“I think there’s going to be a variety of mergers that will take place in the security area,” he says. “A lot of money has been spent, and I’m not sure that that wave isn’t beyond us. I think it makes sense for intrusion detection and firewall to really become integrated as products. We’ll see a whole lot more of that take place.”
The way Glass sees it, companies that are logging and aggregating raw data from events will want to join forces with companies that have the ability to query against that massive amount of information. Today’s competitive market, he says, isn’t satisfied with simply storing the aggregate information. Security services providers are going to have to be able to query that information for security breaches.
Glass also thinks that security testing will become less disruptive. “You’re going to see more behind-the-scenes response to do vulnerability assessment without disrupting the networks. Then I think we’ll see patch management and desktop management merge and we’ll see a big movement towards policy-based management.”
But consolidation won’t happen across the board. Some aspects of database management will remain de-centralized. “What I don’t think we’ll get is the emergence of an all-in-one coming together in one device,” he says. “There are reasons why there are specialized high-speed embedded databases. There are reasons why there are object relational databases.”
Glass believes that we’re at the beginning of a wave of open systems and that the database world is becoming an open model for open databases. He recently took a board seat and led Canaan’s investment in Groundworks, a provider of enterprise class support and enterprise class systems.
Another sector Glass feels passionate about is business process outsourcing (BPO), the profitable yet politically perilous practice of sending processing jobs overseas. “There are whole portions of industries where it doesn’t make sense for people to be building and supporting their own proprietary system,” he says. He became familiar with the BPO space working with companies like Exigen, a Lightspeed investment. “There are plenty of models to look at, big companies that have been very successful in doing that.”

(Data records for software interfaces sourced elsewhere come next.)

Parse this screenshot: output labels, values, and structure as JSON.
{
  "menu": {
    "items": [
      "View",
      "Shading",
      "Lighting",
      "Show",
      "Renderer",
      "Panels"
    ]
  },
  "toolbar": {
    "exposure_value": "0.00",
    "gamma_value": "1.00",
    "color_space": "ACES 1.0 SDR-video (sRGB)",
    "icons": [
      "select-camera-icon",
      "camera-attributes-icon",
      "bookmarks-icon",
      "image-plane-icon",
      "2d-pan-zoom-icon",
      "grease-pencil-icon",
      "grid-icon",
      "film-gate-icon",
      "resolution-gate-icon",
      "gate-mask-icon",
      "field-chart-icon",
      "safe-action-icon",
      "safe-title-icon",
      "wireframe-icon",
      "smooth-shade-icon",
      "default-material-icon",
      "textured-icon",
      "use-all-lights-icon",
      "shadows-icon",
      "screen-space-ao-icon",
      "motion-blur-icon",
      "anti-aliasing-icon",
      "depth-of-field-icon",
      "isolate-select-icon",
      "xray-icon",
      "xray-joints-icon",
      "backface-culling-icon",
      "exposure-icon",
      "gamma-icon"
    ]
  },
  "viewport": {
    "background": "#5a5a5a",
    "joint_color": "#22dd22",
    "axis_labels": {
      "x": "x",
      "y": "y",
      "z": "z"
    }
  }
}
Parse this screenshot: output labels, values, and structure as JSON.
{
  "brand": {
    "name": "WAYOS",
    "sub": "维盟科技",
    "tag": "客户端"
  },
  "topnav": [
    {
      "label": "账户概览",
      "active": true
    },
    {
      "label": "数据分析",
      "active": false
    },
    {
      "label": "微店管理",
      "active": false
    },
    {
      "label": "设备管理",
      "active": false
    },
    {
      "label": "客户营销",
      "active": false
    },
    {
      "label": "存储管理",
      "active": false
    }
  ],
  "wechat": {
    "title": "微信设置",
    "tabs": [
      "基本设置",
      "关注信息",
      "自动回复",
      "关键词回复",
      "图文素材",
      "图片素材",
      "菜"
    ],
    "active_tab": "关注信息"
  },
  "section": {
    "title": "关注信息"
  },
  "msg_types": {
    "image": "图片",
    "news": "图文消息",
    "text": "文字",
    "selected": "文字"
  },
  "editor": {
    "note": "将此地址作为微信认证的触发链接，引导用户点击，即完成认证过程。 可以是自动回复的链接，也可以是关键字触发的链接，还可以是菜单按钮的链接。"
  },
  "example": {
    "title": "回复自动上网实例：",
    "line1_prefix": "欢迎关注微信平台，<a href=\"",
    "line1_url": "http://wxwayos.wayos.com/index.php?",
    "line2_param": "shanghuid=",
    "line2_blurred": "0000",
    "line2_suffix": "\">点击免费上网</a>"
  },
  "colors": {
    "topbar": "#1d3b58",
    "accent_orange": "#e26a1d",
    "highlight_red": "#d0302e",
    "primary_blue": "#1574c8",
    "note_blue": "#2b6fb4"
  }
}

He doesn’t limit the BPO opportunity to India and China, however, and is quick to point out the similar savings can be found by sending processing work to parts of the United States with lower costs of living.
While Glass has praise for the rest of the Canaan team and plans to stay awhile, he doesn’t rule out another tour of duty behind the CEO desk. “At some point in the future I probably will [return as a CEO]. Maybe in another five years or maybe in another 10 years. I think it’s kind of fun to have a combination of the two.”